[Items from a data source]
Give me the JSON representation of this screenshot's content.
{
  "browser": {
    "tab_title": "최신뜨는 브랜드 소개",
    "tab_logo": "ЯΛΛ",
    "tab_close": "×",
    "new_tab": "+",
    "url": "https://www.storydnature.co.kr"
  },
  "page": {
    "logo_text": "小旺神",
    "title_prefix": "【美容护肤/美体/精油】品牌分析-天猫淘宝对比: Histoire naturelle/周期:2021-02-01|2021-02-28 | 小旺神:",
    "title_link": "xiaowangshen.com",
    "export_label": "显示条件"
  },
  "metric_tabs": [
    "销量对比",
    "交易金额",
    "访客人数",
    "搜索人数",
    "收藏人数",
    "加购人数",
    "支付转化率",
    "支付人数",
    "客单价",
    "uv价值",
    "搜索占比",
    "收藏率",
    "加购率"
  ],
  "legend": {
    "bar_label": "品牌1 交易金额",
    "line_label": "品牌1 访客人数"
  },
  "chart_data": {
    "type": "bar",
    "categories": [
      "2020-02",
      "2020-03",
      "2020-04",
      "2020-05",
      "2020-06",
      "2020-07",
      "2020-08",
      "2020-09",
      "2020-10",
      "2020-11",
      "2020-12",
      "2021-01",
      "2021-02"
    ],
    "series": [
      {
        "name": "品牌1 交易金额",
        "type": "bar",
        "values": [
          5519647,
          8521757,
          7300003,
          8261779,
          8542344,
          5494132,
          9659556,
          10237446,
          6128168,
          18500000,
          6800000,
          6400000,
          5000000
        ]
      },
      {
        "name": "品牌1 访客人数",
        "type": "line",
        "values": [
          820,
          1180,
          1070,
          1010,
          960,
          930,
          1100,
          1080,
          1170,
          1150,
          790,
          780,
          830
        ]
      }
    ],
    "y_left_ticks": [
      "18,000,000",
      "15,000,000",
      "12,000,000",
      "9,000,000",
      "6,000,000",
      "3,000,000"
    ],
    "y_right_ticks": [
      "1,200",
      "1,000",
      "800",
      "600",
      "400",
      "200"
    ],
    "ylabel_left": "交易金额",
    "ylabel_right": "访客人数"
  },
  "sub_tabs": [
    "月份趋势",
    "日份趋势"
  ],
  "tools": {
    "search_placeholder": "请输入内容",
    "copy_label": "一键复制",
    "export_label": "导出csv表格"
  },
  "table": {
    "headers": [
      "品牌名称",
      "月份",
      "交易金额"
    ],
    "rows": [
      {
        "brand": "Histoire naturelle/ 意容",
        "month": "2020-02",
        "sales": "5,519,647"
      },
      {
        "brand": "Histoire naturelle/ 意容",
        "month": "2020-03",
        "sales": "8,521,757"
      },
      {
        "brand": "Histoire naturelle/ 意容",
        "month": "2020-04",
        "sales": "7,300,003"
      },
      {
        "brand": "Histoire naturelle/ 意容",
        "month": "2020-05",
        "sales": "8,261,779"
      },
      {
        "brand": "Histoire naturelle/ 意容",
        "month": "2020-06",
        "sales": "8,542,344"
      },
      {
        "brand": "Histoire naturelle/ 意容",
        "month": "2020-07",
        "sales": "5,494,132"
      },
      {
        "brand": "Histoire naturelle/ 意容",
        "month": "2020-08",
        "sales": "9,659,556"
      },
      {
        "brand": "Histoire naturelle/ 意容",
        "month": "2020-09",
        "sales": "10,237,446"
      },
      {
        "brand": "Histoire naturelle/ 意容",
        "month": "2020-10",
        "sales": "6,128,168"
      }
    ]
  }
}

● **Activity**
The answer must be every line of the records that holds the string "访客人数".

● **Answer to the problem**
    "访客人数",
    "line_label": "品牌1 访客人数"
        "name": "品牌1 访客人数",
    "ylabel_right": "访客人数"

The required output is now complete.